"We want to empower young people and communities to help bridge the technology gap to ensure equity of access, skills, and opportunities for all New Zealanders.”

Muckleston says Microsoft’s investment in the High Tech Youth Network is part of a wider commitment to building a smart, connected, competitive New Zealand, in which all New Zealanders have the opportunity to reach their full potential.

“Through our partnership with the High Tech Youth Network, we hope to inspire young New Zealanders to imagine and build a better future for themselves – all while building a skilled and innovative workforce in New Zealand that is equipped to prosper in the global economy," he adds.

Muckleston says the million-dollar grant – made under Microsoft’s global YouthSpark programme – includes a commitment of investment to providing ICT industry credentialing opportunities, industry mentors and 4 -10 week work placements through High Tech Youth Academies for young people aged 16-24 years.

“The High Tech Youth Network answers the calls of politicians and business leaders for educators and industry to work together to provide tangible pathways for young New Zealanders into long-term careers through training, mentoring and internships," he adds.

"It is education aligned to workplace requirements and job opportunities."

Muckleston, together with the Prime Minister and Ken Whitney, ASB Community Trust’s Chair, jointly launched the network’s Academy program in late 2012, with initial investment from Microsoft and ASB Community Trust.

The government’s 2013 Budget also provided $1.9M to enable the High Tech Youth Network to develop two new studios – including the One Tree Hill College site – and to continue to support young people enrolled at existing studios.

Mike Usmar, CEO of the High Tech Youth Network, expressed his deep gratitude for the new grant of support which he says will enable the Network to expand its reach further than ever before.

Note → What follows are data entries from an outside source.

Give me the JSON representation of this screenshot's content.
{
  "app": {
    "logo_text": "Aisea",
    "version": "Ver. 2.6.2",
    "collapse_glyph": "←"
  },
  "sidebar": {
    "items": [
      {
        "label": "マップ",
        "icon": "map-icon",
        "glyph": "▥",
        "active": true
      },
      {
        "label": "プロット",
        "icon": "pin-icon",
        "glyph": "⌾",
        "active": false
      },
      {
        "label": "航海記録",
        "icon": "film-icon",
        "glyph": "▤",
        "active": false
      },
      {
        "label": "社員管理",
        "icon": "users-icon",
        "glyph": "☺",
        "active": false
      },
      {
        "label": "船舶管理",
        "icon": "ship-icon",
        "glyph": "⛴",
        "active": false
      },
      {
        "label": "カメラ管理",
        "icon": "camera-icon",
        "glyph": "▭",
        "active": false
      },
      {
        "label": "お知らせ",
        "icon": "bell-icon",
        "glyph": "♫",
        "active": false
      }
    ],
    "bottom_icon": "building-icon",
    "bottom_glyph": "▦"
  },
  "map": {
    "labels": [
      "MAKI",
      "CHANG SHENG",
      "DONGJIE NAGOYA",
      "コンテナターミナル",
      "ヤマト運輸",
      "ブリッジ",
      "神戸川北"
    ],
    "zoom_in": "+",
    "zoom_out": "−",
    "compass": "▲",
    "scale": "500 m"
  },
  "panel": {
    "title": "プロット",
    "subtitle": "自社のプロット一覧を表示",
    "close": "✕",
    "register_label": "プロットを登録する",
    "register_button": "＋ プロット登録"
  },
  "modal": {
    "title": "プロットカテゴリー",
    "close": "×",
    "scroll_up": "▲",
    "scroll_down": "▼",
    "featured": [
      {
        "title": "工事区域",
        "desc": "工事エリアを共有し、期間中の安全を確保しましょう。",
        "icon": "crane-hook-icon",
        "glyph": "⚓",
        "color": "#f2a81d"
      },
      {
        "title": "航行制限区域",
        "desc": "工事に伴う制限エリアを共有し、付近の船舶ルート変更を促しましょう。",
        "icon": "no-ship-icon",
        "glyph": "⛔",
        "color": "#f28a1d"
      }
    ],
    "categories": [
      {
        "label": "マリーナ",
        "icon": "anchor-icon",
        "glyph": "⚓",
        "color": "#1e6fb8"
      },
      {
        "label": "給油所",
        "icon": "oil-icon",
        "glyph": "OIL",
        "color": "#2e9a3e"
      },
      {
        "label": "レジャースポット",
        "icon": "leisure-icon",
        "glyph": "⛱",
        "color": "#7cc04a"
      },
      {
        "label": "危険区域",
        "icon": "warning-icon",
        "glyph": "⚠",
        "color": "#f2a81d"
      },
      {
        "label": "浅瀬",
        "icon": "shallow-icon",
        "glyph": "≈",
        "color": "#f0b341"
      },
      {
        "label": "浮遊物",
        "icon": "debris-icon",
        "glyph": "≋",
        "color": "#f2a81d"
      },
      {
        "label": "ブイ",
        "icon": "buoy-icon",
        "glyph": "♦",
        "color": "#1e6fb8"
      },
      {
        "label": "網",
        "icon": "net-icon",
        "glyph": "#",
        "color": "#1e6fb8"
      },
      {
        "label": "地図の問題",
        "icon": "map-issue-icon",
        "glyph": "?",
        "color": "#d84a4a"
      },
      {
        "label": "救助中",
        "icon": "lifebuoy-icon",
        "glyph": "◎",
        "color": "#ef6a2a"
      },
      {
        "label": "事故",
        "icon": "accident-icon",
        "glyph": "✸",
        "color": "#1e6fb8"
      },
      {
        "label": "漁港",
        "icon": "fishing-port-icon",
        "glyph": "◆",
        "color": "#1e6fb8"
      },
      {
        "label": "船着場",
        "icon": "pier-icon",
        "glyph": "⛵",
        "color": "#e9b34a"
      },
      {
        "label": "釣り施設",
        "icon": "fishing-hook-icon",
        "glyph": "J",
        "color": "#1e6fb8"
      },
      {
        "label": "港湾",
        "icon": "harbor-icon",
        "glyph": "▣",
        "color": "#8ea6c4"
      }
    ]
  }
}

“With Microsoft working alongside us as our most valued partner, the future for the High Tech Youth Network is strong, and will be positioned to serve more than 37,000 youth and whanau in the Oceania region towards developing IT skills that will impact them for a lifetime," he adds.

The High Tech Youth Network has four core objectives, these are:

- To empower young people and communities to become more capable, creative and confident lifelong learners.

- To foster the growth of a learning community, through the sharing of ideas and support.

- To encourage in young people the development of a positive identity and belief in their potential, through linking cultural knowledge and values with technology.

- To champion, support, manage, research and implement services and projects that will further the above objectives within New Zealand and the Pacific.

For more information on the High Tech Youth Network, visit: http://hightechyouth.org/

How to stay safe when shopping online
Online shopping is a great way to avoid the crowds – but there are risks.
Hands-on review: The Logitech R500 laser presentation remote
With a clever ergonomic design, you’ll never have to glance at the device, unless you deliberately look to use the built-in laser pointer to emphasise your presentation.
Noel Leeming slapped with $200,000 fine for misrepresentation
“This prosecution related to multiple consumers in multiple locations. It was not isolated or ‘one off’ conduct.”
GCSB welcomes Inspector-General's report on intelligence warrants
Intelligence warrants can include surveillance, private communications interception, searches of physical places and things, and the seizure of communications, information and things.
Review: Should you buy the Fitbit Charge 3?
If you are new the to the world of wearables you might be wondering if Fitbit’s new offering is a good first step. Maybe I can help with that.
Hands-on review: Anki Vector is a step up in the world of AI
See how he responds if you annoy him. You can tell him if he’s been a good or bad robot and see how he reacts.
Homegrown stress relief app to be launched next year
Researchers at the University of Auckland and an Auckland-based creative agency are working together to create a ‘world first’ app that they believe will help with stress relief.
Review: Blue Mic’s Satellite headphones are good but...
Blue Mic’s newest wireless headphones deliver on sound, aesthetic, and comfort - but there is a more insidious issue at hand.